The word ballad derives from the late Latin and Italian ballare, ‘to dance’. Fundamentally a ballad is a song that tells a story and originally was a musical accompaniment to a dance. We can distinguish certain basic characteristics common to large numbers of ballads: (a) the beginning is often abrupt; (b) the language is simple: (c) the story is told through dialogue and action; (d) the theme is often tragic (though there are a number of comic ballads); (e) there is often a refrain (q.v). To these features we may add: a ballad usually deals with a single episode; the events leading to the crisis are related swiftly; there is minimal detail of surroundings; there is a strong dramatic element; there is considerable intensity and immediacy in the narration; the narrator is impersonal; stock, well-tried epithets are used in the oral tradition of kennings and Homeric epithets ; there is frequently incremental repetition ; the single line of action and the speed of the story preclude much attempt at delineation of character; imagery is sparse and simple.
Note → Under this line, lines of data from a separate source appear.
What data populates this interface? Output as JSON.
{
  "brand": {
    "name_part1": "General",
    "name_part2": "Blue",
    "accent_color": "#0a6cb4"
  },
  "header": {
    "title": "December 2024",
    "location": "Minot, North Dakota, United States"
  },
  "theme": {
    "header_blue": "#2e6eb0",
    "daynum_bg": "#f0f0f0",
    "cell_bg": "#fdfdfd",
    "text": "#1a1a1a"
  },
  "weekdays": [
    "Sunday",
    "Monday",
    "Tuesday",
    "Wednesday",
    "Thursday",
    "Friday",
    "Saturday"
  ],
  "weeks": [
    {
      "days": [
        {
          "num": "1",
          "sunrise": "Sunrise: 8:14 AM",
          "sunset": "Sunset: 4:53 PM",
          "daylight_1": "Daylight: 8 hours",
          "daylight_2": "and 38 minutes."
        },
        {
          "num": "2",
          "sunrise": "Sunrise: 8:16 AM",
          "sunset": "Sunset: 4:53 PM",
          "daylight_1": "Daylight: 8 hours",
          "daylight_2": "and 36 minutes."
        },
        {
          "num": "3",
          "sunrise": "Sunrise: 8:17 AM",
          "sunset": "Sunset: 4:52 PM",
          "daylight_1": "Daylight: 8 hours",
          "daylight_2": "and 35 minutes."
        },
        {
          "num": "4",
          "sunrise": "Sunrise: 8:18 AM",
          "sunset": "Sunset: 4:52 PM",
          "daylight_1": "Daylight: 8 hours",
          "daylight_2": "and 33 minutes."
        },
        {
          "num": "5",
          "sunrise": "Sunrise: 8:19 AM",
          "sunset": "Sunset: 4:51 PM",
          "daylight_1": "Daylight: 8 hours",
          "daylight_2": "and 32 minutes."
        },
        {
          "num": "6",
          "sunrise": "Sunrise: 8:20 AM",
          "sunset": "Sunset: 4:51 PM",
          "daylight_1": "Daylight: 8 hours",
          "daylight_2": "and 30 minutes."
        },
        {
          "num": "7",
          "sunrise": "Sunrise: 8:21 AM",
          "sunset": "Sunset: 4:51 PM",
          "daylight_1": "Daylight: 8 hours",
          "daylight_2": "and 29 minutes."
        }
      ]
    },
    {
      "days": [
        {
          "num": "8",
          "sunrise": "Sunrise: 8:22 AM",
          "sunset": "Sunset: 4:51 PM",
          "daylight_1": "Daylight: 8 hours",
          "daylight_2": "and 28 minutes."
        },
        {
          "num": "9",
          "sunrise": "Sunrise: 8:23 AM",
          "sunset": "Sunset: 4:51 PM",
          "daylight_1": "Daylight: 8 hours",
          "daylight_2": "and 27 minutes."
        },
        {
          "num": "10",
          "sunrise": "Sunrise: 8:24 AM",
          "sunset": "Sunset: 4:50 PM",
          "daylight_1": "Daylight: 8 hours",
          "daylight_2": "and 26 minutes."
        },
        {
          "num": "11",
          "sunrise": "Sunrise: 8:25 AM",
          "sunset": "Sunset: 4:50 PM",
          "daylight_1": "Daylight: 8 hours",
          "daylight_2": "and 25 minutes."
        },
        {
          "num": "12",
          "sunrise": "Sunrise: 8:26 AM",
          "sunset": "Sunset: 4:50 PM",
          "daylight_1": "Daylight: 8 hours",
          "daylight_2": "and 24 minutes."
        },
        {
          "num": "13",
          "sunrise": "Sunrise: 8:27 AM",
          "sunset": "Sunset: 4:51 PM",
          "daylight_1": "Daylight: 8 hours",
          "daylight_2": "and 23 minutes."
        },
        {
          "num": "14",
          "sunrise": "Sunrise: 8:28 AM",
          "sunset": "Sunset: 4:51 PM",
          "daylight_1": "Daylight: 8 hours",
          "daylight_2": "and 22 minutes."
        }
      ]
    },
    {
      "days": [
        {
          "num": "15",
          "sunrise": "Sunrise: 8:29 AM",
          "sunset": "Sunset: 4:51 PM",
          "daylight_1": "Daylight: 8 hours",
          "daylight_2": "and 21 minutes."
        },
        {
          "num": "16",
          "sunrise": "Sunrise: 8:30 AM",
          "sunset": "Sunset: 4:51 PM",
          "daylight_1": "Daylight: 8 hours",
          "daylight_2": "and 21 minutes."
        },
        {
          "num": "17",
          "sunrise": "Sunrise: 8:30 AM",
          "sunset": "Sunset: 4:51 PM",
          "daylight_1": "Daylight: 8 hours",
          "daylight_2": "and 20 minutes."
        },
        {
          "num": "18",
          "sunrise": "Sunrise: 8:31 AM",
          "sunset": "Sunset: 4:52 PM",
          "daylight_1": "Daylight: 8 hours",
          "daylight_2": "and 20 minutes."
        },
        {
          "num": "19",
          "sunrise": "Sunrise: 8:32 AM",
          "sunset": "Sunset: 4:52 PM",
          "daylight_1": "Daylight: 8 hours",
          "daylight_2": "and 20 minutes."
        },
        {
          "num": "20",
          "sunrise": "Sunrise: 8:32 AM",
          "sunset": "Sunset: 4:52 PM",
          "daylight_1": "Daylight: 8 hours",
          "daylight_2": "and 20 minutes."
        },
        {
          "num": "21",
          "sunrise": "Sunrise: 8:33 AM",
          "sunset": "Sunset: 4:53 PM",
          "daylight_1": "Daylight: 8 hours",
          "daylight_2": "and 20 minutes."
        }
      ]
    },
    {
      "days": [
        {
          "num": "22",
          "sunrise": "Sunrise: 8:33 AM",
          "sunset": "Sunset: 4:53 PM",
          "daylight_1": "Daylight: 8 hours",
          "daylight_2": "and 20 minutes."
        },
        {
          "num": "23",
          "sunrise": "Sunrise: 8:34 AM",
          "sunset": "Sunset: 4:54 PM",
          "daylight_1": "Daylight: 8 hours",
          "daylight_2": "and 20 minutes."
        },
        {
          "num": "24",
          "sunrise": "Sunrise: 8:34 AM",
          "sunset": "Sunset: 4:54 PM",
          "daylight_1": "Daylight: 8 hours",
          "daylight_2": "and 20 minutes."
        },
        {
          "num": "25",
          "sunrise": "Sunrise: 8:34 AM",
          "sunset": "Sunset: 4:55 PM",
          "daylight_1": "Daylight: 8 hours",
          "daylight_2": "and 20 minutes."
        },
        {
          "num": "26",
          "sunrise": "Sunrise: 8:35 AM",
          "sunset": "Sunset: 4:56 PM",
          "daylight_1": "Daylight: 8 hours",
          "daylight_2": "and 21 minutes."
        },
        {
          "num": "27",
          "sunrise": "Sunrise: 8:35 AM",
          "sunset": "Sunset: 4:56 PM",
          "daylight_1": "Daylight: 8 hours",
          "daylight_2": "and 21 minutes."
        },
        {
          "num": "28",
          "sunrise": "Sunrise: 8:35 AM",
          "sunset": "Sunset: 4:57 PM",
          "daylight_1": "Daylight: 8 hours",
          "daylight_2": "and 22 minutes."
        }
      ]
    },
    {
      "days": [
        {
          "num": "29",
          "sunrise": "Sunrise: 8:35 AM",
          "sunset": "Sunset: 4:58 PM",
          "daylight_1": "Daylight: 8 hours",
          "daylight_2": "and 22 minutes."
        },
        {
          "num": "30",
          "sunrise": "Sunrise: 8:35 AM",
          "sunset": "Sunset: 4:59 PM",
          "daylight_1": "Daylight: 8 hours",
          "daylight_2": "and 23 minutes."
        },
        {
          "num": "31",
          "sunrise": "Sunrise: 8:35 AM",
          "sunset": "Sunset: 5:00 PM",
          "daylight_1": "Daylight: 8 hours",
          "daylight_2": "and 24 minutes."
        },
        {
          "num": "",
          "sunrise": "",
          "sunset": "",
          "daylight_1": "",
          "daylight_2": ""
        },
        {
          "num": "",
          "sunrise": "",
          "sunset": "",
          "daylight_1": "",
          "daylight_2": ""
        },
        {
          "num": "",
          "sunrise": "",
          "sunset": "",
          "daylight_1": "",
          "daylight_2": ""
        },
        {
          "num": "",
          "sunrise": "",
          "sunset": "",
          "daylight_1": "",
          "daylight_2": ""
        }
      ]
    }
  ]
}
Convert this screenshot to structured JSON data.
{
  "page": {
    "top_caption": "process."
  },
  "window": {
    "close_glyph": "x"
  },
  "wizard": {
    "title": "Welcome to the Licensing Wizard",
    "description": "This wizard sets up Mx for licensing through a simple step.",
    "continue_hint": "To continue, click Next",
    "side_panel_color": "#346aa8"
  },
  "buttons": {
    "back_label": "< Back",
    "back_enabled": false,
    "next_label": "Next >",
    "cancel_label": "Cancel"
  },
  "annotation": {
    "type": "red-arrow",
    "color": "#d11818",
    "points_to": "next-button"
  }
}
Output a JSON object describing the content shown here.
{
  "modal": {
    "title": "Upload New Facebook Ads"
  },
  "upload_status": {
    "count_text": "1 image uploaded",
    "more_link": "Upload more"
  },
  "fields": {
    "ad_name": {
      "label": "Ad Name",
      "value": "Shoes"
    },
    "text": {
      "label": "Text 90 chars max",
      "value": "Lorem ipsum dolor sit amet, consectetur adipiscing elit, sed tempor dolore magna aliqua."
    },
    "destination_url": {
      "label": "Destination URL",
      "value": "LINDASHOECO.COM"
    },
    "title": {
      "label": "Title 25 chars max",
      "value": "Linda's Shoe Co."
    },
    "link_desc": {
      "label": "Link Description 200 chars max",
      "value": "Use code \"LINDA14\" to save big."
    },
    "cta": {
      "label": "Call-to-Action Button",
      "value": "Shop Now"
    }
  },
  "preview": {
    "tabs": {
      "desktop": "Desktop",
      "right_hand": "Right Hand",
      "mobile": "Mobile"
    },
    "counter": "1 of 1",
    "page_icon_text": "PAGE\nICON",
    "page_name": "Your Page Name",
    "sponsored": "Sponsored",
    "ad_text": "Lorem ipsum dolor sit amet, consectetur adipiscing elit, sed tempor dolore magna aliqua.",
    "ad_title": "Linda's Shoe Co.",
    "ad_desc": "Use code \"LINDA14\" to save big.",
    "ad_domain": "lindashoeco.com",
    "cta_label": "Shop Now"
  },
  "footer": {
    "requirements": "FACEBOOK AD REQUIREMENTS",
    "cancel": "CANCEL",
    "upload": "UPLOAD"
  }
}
We may distinguish further between two basic kinds of ballad: the folk or traditional ballad and the literary ballad. The former is anomymous and is transmitted from singer to singer by word of mouth. It thus belongs to oral tradition . In this manner ballads have been passed down from generation to generation over centuries. Inevitably, this has led to many variations of one particular story. The folk ballad has tended to flourish among illiterate or semi-literate people in rural environments, and is still a living tradition in northern Greece, in parts of the Central Balkans (e.g. Bosinia-Hercegovina, Montenegro and Serbia) and in Sicily.